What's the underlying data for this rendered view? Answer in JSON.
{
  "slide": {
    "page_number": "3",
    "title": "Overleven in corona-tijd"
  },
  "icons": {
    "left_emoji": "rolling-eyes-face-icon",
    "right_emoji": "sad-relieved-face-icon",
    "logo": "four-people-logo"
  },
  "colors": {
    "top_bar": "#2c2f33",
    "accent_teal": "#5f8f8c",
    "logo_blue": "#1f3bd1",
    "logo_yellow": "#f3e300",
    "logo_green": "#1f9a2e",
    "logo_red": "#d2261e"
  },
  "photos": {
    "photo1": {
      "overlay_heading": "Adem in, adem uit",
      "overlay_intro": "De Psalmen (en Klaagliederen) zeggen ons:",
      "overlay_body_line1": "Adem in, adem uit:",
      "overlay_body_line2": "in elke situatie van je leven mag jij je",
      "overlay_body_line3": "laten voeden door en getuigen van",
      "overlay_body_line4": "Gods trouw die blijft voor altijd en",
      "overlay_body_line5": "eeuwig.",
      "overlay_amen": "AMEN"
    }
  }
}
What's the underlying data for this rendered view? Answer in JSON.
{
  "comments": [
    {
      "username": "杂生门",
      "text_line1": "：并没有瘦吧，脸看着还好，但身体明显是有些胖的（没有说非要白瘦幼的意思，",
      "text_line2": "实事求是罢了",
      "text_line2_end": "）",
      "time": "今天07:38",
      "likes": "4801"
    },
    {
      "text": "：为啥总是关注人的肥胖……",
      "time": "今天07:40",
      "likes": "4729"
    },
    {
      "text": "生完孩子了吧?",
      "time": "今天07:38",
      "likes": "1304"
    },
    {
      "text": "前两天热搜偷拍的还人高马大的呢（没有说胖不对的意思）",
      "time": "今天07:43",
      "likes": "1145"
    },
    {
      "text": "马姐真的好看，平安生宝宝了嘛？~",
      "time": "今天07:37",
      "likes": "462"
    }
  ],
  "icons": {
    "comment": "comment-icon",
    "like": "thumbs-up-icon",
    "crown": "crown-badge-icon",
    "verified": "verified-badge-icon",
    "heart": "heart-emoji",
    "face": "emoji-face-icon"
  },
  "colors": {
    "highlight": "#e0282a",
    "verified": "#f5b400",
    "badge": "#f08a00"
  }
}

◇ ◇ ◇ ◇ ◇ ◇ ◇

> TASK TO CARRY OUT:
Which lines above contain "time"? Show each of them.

> TASK RESULT:
      "time": "今天07:38",
      "time": "今天07:40",
      "time": "今天07:38",
      "time": "今天07:43",
      "time": "今天07:37",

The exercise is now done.